Trying to change in a static culture

I really like the idea of connected learning and I think it is a powerful and necessary one. It would be the height of foolishness, if we have this incredibly useful tool  (the internet) for research and information and collaboration and discussion, to not use it and to confine ourselves to a single classroom at a single time, not opening ideas up to the world at large. And certainly, as time has gone on, it has become increasingly necessary to rethink not just what we teach, but how we teach and why.

There has indeed been a lot of discussion and debate about how to rethink what we’re doing and how to incorporate this technology into our experiences. Even in fields that very often welcome new ideas (usually the humanities), it isn’t always easy to introduce new methods.

To me it seems like even more of a struggle to make it work in STEM classes. While STEM fields will often readily accept new technology, there’s a pervasive idea that there’s a certain “correct” way of teaching things, particularly in Engineering.

As both a student and a (new) teacher in an engineering discipline, I want (and need) to rethink my ideas about how to teach, because I don’t want to just teach the way I’ve been taught–that was the aforementioned set way of doing things and it was very formulaic. Predictability can be good, but often at the expense of creativity.

Now, when I see all these ideas being thrown around about online meetings, blogs, discussion, outside collaboration, students running the show, etc., I get immediately disheartened that I’m teaching in the field I am.

This semester, I’m teaching a course on the design and computer modeling of metal castings. I think there are definitely opportunities for collaboration and discussion, because even after all sorts of equations and calculations, Design never has a single, clear-cut, “correct” answer. That being said, I think I would struggle mightily to incorporate many of the other elements of Connected Learning into my class. Not just because I can’t necessarily see a use for them, but because of the students themselves.

Metal casting, as it exists at Tech, is one of the least academic fields we have. Virtually everyone (if not actually everyone) in the undergrad casting program is interested in one thing: a job. They’re taking casting classes so that they have a better resume and can give better interviews and be better at their future jobs, and they’re taking all their non-casting classes simply because they’re requirements and the students just want a good enough grade to graduate.
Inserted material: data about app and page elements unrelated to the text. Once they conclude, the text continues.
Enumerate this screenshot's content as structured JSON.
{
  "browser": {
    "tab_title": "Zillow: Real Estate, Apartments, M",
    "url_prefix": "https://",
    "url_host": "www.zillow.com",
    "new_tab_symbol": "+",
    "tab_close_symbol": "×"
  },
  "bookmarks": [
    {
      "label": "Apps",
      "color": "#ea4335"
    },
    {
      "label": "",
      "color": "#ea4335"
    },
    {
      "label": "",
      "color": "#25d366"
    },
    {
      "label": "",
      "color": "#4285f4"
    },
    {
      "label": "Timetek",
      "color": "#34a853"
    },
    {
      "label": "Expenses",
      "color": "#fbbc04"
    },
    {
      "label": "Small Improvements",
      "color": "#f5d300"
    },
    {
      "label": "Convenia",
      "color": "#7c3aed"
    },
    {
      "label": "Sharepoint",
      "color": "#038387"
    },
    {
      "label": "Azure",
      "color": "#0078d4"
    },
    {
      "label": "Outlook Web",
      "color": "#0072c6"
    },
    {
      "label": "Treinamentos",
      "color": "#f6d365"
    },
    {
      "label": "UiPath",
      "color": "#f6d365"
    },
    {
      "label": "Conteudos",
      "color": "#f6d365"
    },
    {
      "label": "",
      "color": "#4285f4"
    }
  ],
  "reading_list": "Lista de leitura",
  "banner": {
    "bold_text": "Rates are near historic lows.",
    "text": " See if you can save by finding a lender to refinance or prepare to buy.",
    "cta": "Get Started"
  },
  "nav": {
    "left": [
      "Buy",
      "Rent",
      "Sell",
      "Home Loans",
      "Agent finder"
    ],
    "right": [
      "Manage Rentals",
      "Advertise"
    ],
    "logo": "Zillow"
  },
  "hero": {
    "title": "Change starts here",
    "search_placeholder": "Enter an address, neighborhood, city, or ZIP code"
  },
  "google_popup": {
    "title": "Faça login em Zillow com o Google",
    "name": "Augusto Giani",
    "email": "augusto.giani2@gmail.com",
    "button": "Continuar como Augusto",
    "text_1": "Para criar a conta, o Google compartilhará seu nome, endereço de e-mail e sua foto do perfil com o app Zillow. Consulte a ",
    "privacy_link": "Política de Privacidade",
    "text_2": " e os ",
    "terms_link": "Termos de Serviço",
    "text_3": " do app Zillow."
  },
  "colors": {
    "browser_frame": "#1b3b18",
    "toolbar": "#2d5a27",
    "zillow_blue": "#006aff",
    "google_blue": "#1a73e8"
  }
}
They don’t seem to care very much about how they’re being taught or learning for the sake of learning–they just want jobs.

I can’t blame them, but it gets frustrating when your students are only there to get better jobs, rather than thinking about why they’re being taught and why they’re learning.

I know these kids; I’ve worked with them for at least a semester already, if not a year or two. I know they don’t give a rat’s ass about what pedagogy or praxes their professors are using. Hell, last year I saw one of my professors try something completely new in one of his classes (I was a TA, not a student), and it failed miserably. The students didn’t keep up with it, the professor couldn’t enforce it, and everyone was back to business as usual after a few weeks.

And most of those students are the ones I’m teaching now.

So, I definitely want to rethink my preconceived notions about teaching and to do my best to create a dynamic, engaging classroom that isn’t just the “sage on a stage” lecturing for an hour (as so many of the classes I’ve taken have gone), but it will certainly be a struggle to do so in the environment where I work.